The human factor is sometimes just too cumbersome in manufacturing. Take the German chipmaker Infineon: By using an autonomous robot called Scout from MetraLabs for the last several years, the automotive supplier shrank to 10 from 300 the number of minutes it takes to collect the clean-room data needed to measure the presence of rare gases in the air.
When it used a human resource to collect the data, Infineon sometimes had to discard daily production because environmental parameters were not met—a discovery made after hours of gathering air-quality samples.
Besides Scout, for clean-room applications, MetraLabs makes the robot Scitos X3, which it adapts for the goods a manufacturer wants to transport.
But Johannes Trabert, cofounder of MetraLabs, is anything but an enemy to humans in manufacturing. On the contrary, he is helping manufacturers adjusting to Industry 4.0 find the happy medium that will keep them in business 20 years from now.
The future will be focused on “the clever share of work” between humans and robots, Trabert said, as he showed me around his factory in Ilmenau, Germany, in October.
That will leave the humans more satisfied by the work they do do, he added. “The places where our robots are installed create more attractive jobs or enhance the jobs that are there for humans—because the more human-related capabilities are used in a better way than before: the monotonous, stupid part of the work is then done by the robots.”
Then there’s the workforce skills gap to contend with.
In places where human workers are not as plentiful as they used to be, “you need to make best use of them,” Trabert said. “And this is not carrying goods through the production facility; it is to involve them in production itself and the creation of value, checking quality and keeping everything running.”
Infineon is a prime example of MetraLabs’ influence. But MetraLabs’ contribution to the modernization of manufacturing—so far—extends to the Czech Republic, France, Great Britain, Singapore and the U.S.

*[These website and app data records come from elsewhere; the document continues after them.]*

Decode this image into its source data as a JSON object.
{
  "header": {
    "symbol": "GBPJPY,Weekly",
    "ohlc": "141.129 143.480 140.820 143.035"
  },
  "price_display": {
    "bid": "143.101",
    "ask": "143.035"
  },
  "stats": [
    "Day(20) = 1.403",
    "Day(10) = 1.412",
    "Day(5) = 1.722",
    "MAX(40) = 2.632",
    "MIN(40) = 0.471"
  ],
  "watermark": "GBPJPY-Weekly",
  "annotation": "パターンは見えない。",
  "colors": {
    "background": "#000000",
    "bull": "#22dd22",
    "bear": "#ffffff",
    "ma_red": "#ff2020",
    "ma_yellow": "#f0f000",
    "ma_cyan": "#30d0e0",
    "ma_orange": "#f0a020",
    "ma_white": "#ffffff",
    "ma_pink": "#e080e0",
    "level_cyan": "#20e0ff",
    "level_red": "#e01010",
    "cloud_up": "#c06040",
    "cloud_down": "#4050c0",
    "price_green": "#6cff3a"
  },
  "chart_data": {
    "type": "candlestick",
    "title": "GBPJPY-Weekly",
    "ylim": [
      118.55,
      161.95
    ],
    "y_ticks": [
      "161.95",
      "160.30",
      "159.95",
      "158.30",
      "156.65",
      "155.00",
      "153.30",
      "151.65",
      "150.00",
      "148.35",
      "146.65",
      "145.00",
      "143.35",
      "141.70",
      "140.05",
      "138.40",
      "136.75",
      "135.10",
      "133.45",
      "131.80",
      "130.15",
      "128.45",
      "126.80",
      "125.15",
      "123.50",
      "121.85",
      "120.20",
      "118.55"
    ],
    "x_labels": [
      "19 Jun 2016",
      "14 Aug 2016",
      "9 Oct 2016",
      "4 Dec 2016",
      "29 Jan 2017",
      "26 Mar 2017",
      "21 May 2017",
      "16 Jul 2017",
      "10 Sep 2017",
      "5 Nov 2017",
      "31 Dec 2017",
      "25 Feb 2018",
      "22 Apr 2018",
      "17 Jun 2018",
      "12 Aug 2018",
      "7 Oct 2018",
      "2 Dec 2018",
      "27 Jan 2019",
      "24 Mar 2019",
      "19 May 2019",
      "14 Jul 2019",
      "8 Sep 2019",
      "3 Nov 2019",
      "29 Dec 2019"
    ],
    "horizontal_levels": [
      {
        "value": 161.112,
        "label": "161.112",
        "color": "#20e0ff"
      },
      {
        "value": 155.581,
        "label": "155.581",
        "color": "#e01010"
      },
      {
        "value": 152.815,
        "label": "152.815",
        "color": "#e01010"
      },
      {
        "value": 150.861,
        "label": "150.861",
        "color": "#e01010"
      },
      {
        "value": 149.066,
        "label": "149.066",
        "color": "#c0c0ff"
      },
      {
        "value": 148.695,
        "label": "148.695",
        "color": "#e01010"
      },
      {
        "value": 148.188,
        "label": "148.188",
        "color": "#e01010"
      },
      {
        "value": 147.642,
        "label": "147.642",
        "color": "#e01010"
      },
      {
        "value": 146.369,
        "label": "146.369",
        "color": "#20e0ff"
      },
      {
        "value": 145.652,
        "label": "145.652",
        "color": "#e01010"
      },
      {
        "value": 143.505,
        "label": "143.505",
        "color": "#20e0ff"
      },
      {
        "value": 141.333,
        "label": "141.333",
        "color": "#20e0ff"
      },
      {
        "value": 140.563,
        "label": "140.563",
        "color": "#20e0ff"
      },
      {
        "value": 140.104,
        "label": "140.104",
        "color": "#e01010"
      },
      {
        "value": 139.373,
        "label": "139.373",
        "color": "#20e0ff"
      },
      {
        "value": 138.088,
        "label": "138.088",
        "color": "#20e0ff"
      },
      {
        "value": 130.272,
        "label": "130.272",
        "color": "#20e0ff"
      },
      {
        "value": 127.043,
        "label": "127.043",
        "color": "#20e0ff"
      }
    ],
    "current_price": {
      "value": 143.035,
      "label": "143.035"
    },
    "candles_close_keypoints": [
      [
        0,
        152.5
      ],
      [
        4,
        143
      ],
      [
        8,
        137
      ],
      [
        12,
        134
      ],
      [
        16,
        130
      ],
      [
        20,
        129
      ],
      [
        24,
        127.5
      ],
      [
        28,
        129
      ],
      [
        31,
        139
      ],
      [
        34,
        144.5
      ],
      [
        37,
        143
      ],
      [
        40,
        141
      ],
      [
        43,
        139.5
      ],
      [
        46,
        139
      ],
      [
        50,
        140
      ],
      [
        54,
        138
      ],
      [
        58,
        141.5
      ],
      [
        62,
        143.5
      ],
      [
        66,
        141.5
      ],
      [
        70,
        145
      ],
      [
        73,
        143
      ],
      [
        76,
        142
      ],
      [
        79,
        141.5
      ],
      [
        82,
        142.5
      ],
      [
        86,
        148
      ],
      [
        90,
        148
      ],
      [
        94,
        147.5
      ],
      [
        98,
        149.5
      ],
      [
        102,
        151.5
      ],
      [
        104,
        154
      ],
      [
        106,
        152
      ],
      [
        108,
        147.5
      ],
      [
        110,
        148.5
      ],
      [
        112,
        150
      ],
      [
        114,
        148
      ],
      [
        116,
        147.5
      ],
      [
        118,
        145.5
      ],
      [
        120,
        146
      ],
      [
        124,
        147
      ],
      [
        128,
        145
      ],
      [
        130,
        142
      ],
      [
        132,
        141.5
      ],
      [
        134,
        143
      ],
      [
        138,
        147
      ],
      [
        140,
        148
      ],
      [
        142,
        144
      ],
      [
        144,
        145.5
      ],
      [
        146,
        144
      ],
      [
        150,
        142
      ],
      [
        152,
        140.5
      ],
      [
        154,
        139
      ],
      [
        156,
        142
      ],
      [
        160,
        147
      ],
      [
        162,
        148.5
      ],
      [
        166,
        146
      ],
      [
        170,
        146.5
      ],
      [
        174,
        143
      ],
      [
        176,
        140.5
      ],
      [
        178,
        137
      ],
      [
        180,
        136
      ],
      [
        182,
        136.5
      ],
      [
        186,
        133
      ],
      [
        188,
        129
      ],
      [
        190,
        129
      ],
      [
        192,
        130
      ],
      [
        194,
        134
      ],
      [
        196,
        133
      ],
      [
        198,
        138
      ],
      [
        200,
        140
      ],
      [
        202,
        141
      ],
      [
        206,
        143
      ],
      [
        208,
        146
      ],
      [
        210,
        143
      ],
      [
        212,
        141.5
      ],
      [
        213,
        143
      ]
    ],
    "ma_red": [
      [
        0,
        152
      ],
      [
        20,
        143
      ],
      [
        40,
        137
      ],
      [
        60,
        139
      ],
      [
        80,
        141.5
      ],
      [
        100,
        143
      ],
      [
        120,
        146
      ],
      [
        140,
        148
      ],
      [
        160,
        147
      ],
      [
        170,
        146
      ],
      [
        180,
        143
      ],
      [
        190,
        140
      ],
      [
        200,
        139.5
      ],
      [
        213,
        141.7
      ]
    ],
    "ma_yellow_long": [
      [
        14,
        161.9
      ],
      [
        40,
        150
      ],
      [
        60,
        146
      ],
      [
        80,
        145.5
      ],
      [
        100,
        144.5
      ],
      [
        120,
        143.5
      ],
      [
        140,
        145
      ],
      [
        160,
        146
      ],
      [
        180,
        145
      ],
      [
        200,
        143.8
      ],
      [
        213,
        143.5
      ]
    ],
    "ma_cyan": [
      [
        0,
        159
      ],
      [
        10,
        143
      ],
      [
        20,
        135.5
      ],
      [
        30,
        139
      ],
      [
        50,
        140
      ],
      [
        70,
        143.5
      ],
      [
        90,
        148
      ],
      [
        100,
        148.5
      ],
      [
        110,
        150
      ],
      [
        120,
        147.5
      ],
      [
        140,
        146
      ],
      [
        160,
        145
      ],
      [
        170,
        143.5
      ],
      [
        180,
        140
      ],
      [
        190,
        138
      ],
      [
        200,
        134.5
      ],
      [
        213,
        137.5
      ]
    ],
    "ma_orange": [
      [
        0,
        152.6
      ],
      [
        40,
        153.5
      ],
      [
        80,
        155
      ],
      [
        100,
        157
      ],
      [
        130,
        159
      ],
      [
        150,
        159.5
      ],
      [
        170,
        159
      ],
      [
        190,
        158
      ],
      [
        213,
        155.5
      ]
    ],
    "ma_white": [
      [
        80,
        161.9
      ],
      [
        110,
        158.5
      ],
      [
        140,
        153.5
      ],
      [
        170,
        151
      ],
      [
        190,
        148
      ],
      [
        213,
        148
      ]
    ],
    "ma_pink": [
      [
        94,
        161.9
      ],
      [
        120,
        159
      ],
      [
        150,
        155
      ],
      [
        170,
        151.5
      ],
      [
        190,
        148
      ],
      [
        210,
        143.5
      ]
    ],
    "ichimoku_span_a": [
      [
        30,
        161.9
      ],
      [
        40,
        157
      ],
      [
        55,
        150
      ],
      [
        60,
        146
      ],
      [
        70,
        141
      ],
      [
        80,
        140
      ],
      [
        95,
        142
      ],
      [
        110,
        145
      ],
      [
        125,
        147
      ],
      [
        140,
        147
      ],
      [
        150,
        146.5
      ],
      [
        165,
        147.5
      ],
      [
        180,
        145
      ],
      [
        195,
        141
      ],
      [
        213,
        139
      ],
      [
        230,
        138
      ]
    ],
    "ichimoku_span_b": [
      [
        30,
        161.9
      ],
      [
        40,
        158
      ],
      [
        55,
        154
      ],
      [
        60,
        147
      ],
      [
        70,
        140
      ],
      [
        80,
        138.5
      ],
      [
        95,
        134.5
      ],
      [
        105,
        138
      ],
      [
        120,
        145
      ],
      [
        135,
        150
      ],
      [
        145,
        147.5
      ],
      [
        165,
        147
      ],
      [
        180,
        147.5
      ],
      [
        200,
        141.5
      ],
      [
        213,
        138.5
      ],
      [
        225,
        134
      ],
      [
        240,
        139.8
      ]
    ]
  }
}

The latest Fraunhofer institute will share its mobile robots innovation lab with MetraLabs.